BEGIN
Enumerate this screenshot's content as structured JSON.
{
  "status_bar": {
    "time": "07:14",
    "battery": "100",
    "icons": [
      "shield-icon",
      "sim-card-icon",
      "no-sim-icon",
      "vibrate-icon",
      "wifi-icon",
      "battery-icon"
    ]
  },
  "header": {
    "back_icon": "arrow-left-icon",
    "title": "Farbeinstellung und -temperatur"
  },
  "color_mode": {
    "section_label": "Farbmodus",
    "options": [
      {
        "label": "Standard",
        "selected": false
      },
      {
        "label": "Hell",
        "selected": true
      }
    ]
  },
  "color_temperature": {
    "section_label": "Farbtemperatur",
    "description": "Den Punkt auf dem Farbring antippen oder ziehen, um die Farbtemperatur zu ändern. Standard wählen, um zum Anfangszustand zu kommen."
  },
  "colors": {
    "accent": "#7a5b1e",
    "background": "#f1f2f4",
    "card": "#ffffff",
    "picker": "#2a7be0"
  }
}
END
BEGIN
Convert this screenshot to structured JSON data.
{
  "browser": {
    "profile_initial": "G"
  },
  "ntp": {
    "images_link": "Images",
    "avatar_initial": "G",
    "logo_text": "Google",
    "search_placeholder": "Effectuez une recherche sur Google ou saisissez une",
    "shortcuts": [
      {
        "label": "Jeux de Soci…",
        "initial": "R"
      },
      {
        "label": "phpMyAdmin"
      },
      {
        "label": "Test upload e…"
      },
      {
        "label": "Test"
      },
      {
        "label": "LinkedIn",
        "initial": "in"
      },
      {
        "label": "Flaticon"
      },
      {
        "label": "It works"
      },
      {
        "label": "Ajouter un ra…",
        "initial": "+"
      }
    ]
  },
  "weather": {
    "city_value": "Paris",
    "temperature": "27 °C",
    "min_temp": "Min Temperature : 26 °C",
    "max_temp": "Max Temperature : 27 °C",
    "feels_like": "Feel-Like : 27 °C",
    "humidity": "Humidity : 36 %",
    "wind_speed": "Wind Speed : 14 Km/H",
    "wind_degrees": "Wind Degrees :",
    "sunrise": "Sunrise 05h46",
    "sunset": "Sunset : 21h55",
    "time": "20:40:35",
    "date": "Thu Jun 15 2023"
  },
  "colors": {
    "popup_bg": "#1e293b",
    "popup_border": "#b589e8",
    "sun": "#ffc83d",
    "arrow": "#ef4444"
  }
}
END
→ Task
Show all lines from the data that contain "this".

→ Answer to the problem
Enumerate this screenshot's content as structured JSON.
Convert this screenshot to structured JSON data.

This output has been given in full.